“I looked around at myself: at my family, my friends, my town, and at my life—and realized that I am so fortunate,” says Dillan Prasad, 14 years old. “More than 17,000 children under the age of 5 die every day of preventable causes. I joined the Young Ambassadors to be a part of the push to slash that figure.”
With such impassioned young people clambering to join, they added 10 more spots.
The co-chairs opened up their homes for the Sunday meetings, trading headquarters every month. At the opening get-together, they gave their young charges a goal to put in their crosshairs: eliminating MNT—Maternal/Neonatal Tetanus—altogether.
When it was first identified, MNT—which is caused when tetanus spores come into contact with open cuts during childbirth (potentially life-threatening for mother and child)—was afflicting the poorest of the poor in 58 countries. UNICEF and its partners cut it down to 24, with Madagascar being the latest to be removed from the list.
Starting last year, UNICEF’s Midwest chapter planned to raise $3 million over the course of two years to pay for the $1.80 vaccinations. Almost two-thirds of the way there, the Young Ambassadors—ostensibly founded on the idea of simply engaging the community at large—helped raise over $55,000 of it.
“[Young Ambassadors] is really important to us. It’s been a great program, especially to get behind this Midwest campaign,” says Casey Marsh. “All of the money that they raise, and the awareness and advocacy that they’re doing has a big impact on teaching people about MNT.”
What’s more, the Young Ambassadors have had the chance to actually live the role of an ambassador, introducing speakers from all over the world at the annual meeting at the New York Times building in New York City, and speaking one-on-one with people like Caryl Stern, President and CEO of the US Fund for UNICEF. While some of their ambassadors are aging out of the program, a substantial amount are coming back (28). There is currently a waiting list to join.
This fall they will be focusing on their trick-or-treat initiative (think orange boxes) and Prasad and Brown hope to set up channels so they can connect their ambassadors with people their age from Mozambique or the Central African Republic, which qualifies as a Level 3 emergency, the highest priority for UNICEF.

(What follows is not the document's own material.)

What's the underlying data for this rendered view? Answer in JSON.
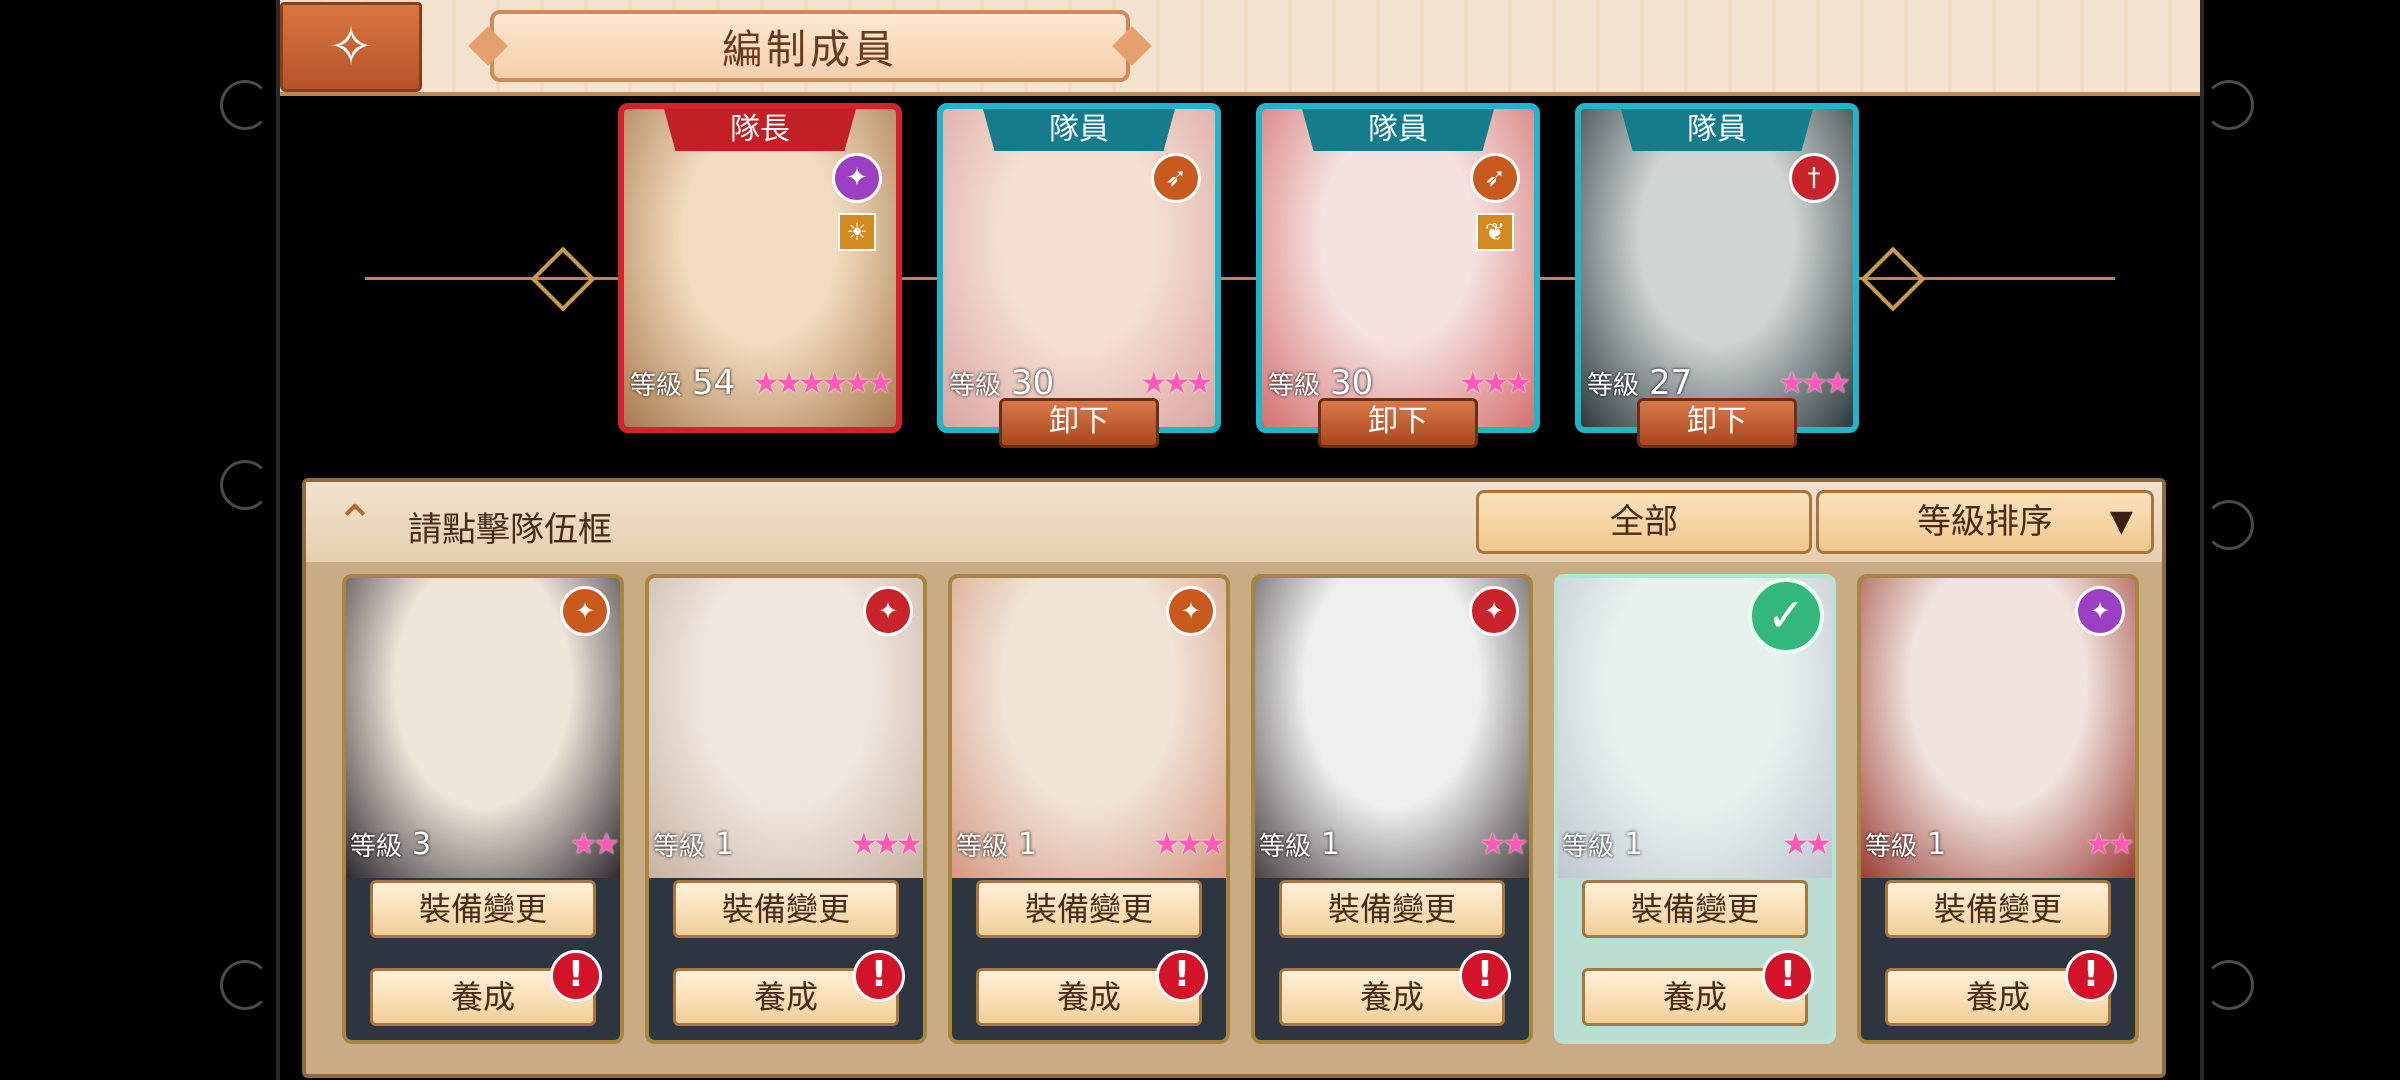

“I love seeing the difference UNICEF is making not only for the kids in these horrific situations but also for kids in every corner of the world by showing them how we can all be a part of finding these solutions,” says Lilly Brown, 15 years old. “Who wouldn’t want to be a part of that?”